Declaration of the King after the Dissolution—Prosecutions of Eliot and others for Conduct in Parliament—Of Chambers for refusing to pay Customs—Commendable Behaviour of Judges in some Instances—Means adopted to raise the Revenue—Compositions for Knighthood—Forest Laws—Monopolies—Ship-Money—Extension of it to inland Places—Hampden's Refusal to pay—Arguments on the Case—Proclamations—Various arbitrary Proceedings—Star-Chamber Jurisdiction—Punishments inflicted by it—Cases of Bishop Williams, Prynne, etc.—Laud, his Character—Lord Strafford—Correspondence between these two—Conduct of Laud in the Church—Prosecution of Puritans—Favour shown to Catholics—Tendency to their Religion—Expectations entertained by them—Mission of Panzani—Intrigue of Bishop Montagu with him—Chillingworth—Hales—Character of Clarendon's Writings—Animadversions on his Account of this Period—Scots Troubles, and Distress of the Government—Parliament of April 1640—Council of York—Convocation of Long Parliament Page 1 ...Popular Joy at the Restoration—Proceedings of the Convention Parliament—Act of Indemnity—Exclusion of the Regicides and others—Discussions between the Houses on it—Execution of Regicides—Restitution of Crown and Church Lands—Discontent of the Royalists—Settlement of the Revenue—Abolition of Military Tenures—Excise granted instead—Army disbanded—Clergy restored to their Benefices—Hopes of the Presbyterians from the King—Projects for a Compromise—King's Declaration in Favour of it—Convention Parliament dissolved—Different Complexion of the next—Condemnation of Vane—Its Injustice—Acts replacing the Crown in its Prerogatives—Corporation Act—Repeal of Triennial Act—Star-chamber not restored—Presbyterians deceived by the King—Savoy Conference—Act of Uniformity—Ejection of Nonconformist Clergy—Hopes of the Catholics—Bias of the King towards them—Resisted by Clarendon and the Parliament—Declaration for Indulgence—Objected to by the Commons—Act against Conventicles—Another of the same Kind—Remarks on them—Dissatisfaction increases—Private Life of the King—Opposition in Parliament—Appropriation of Supplies—Commission of public Accounts—Decline of Clarendon's Power—Loss of the King's Favour—Coalition against him—His Impeachment—Some Articles of it not unfounded—Illegal Imprisonments—Sale of Dunkirk—Solicitation of French Money—His Faults as a Minister—His pusillanimous Flight—and consequent Banishment—Cabal Ministry—Scheme of Comprehension and Indulgence—Triple Alliance—Intrigue with France—King's Desire to be absolute—Secret Treaty of 1670—Its Objects—Differences between Charles and Louis as to the Mode of its Execution—Fresh Severities against Dissenters—Dutch War—Declaration of Indulgence—Opposed by Parliament—and withdrawn—Test Act—Fall of Shaftesbury and his Colleagues Page 278

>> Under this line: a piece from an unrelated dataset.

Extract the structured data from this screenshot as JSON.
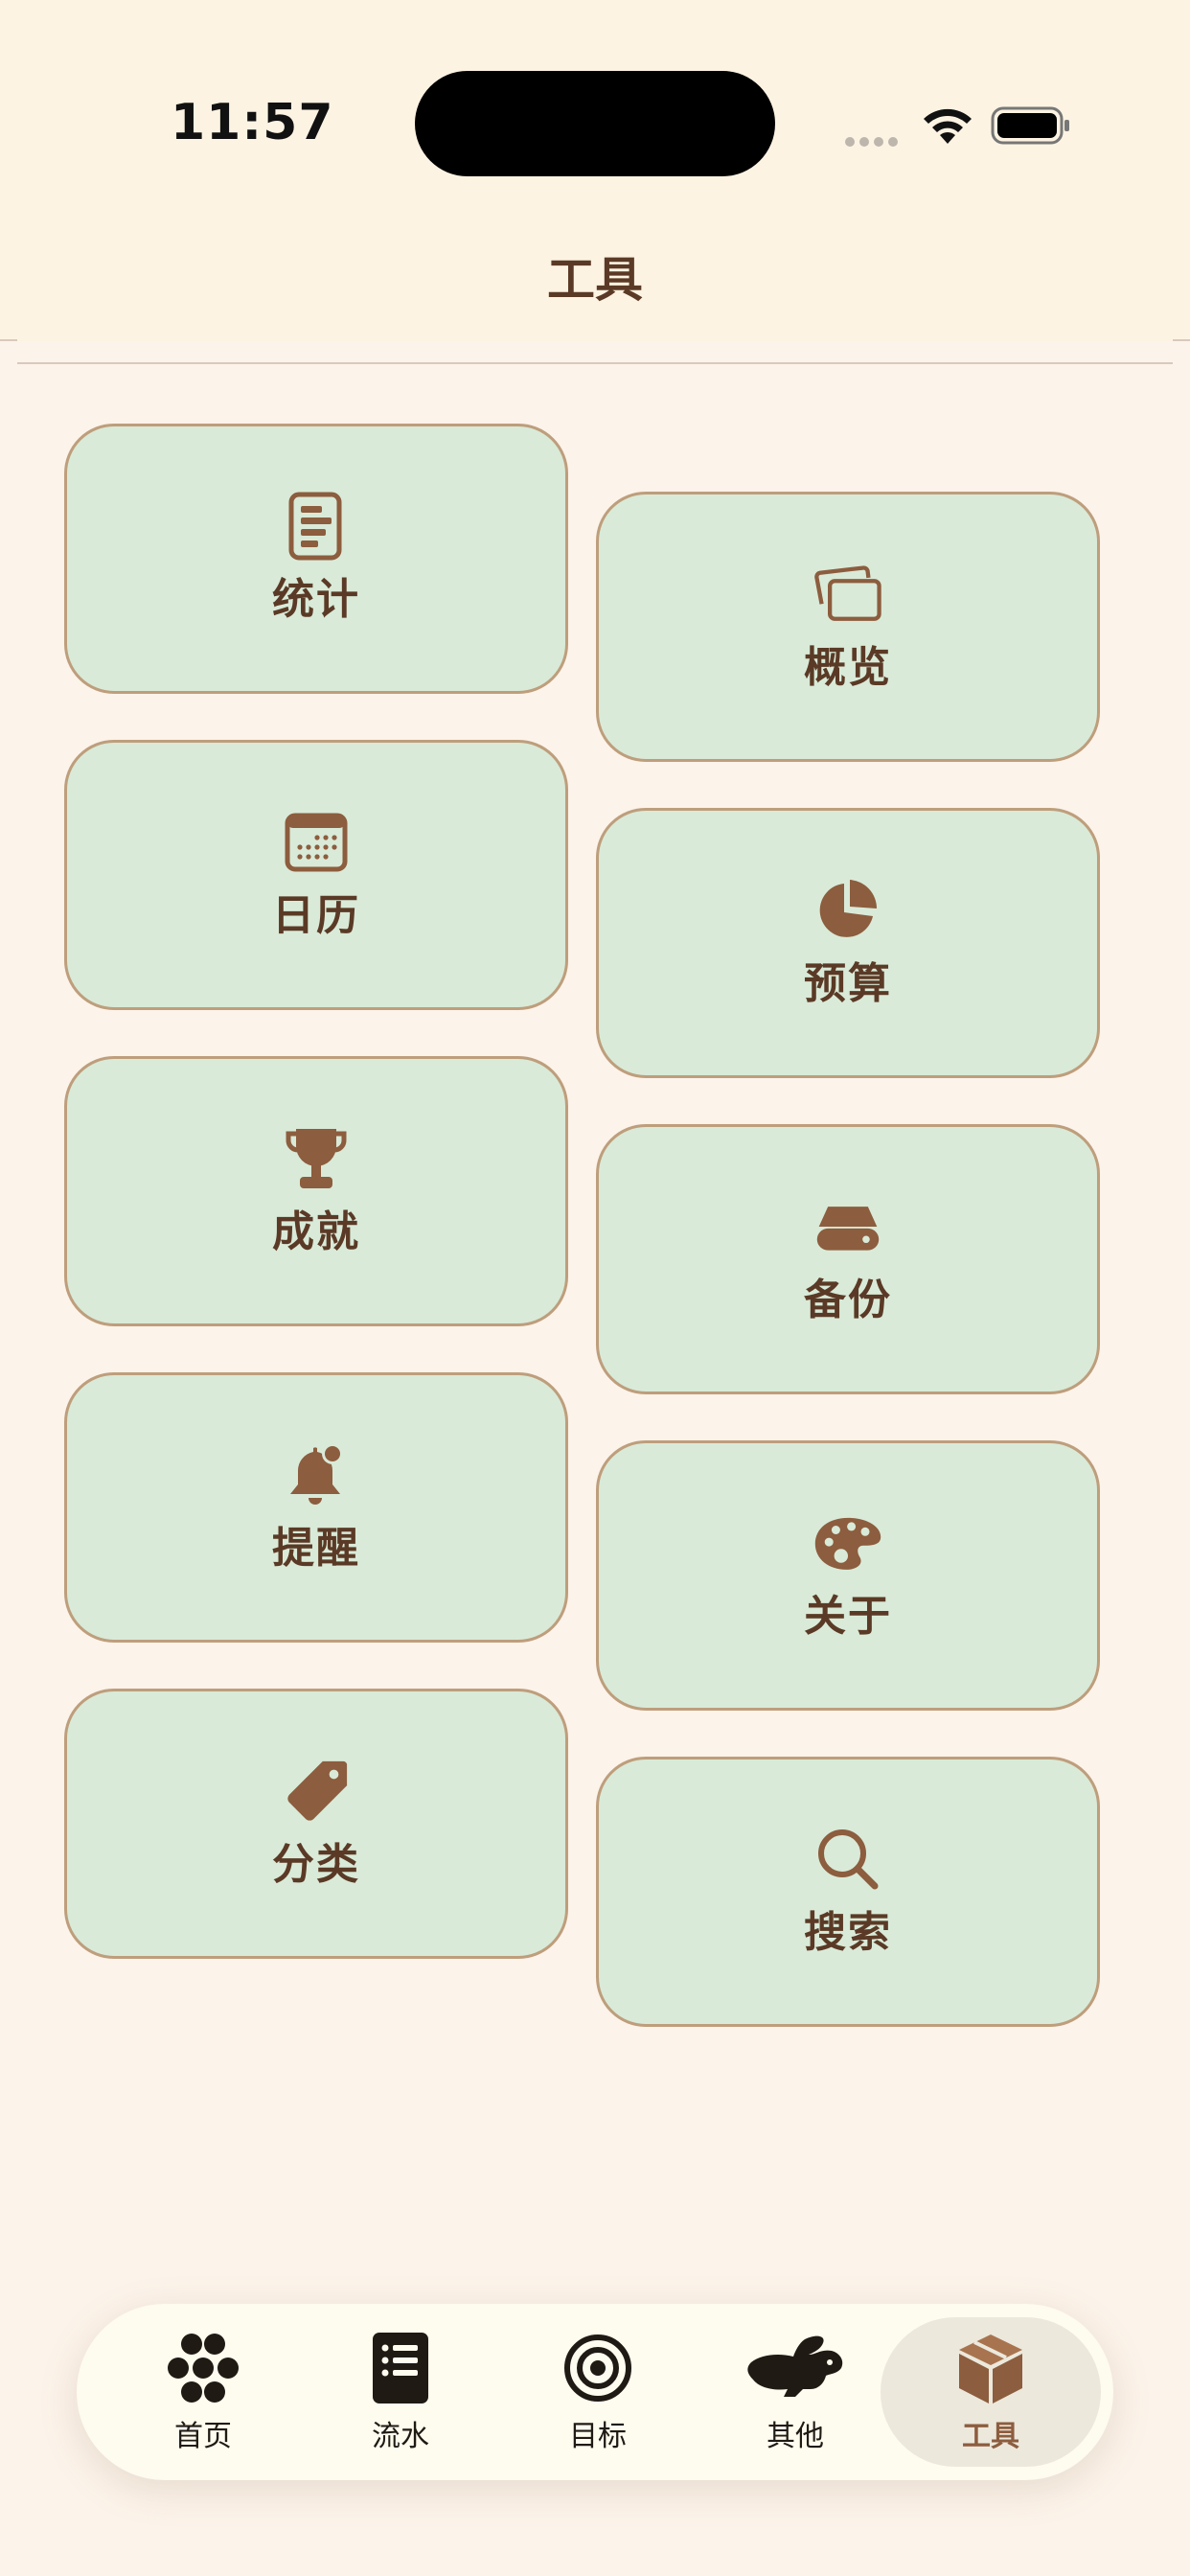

About Henry Hallam, the Author:
His first major work, The View of the State of Europe during the Middle Ages, was produced in 1818, and was followed nine years later by the Constitutional History of England. ...^ Robertson 1911, p. 851 notes that Lord Brougham, overlooking the constitutional chapter in the Middle Ages